It Happens This Week
As the brawl-free Knicks season ends, WWE’s Raw & SmackDown! Supershow makes up for the lack of roughhousing at the Garden.
Big week for religion: Papal conclave meets in Vatican. Passover begins.
Don’t forget to recycle this magazine—Friday is Earth Day.
Kidman-Penn thriller The Interpreter, shot on location at U.N. headquarters, opens Tribeca Film Festival.
in the Catskills
For sale: a private museum full of dead flies.

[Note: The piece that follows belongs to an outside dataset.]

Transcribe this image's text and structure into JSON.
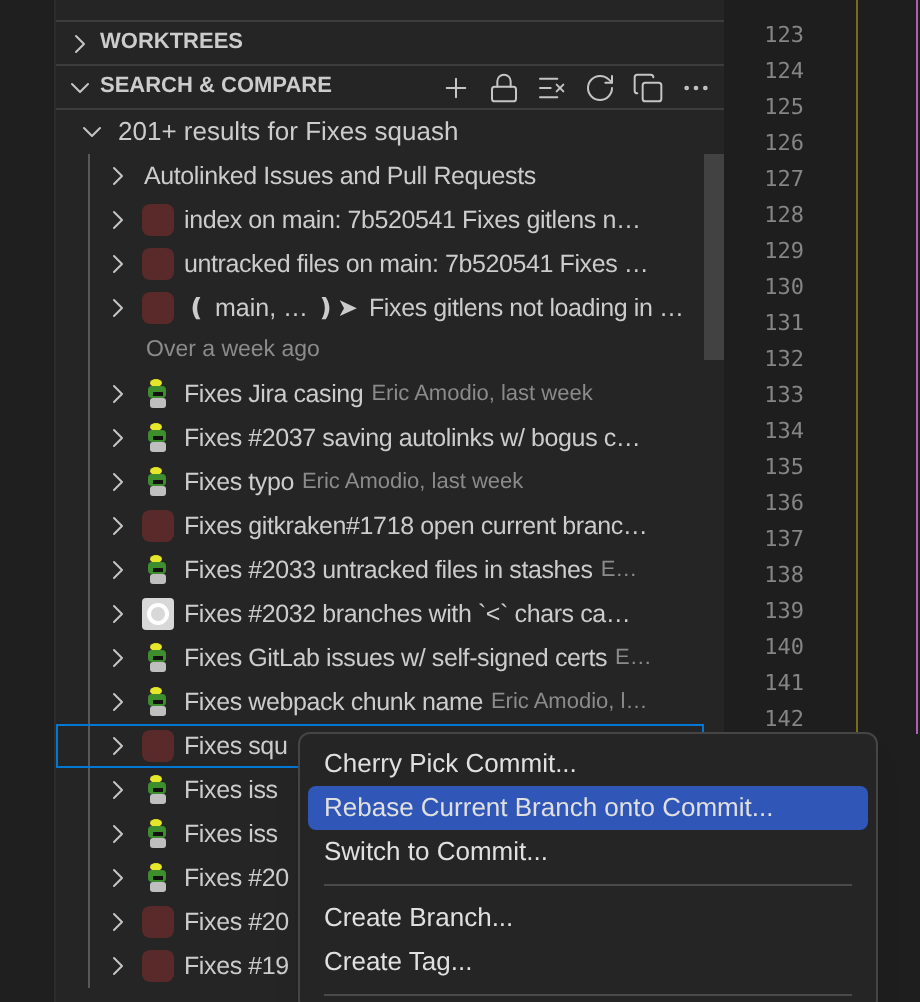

Just in time for summer, the Guggenheim is close to buying a vacation home upstate. In 2001, artist Richard Prince purchased a prefab ranch house in the Catskills that had been abandoned for a decade. He called it Second House and turned it into a private museum filled with his sculptures and paintings and preserved detritus. The house has been open to the public by appointment since September through Prince’s dealer, Barbara Gladstone. “It’s pretty definite, but I can’t comment,” Prince says of the sale. “Let’s just say it’s in contract.” The Guggenheim declined to comment. If the museum is indeed the new owner of the house and its contents, it must agree to certain conditions: “You can’t take one of the pieces out of the house and sell it. You can’t re-hang. Basically, you can’t really change it,” says the artist. On the upside, that means minimal maintenance (no mowing the lawn or moving the 1973 Dodge Barracuda). “The biggest problem is the dead flies—they’re everywhere,” says Prince. “I just hope they don’t freak out and say, ‘You never told us about the flies.’”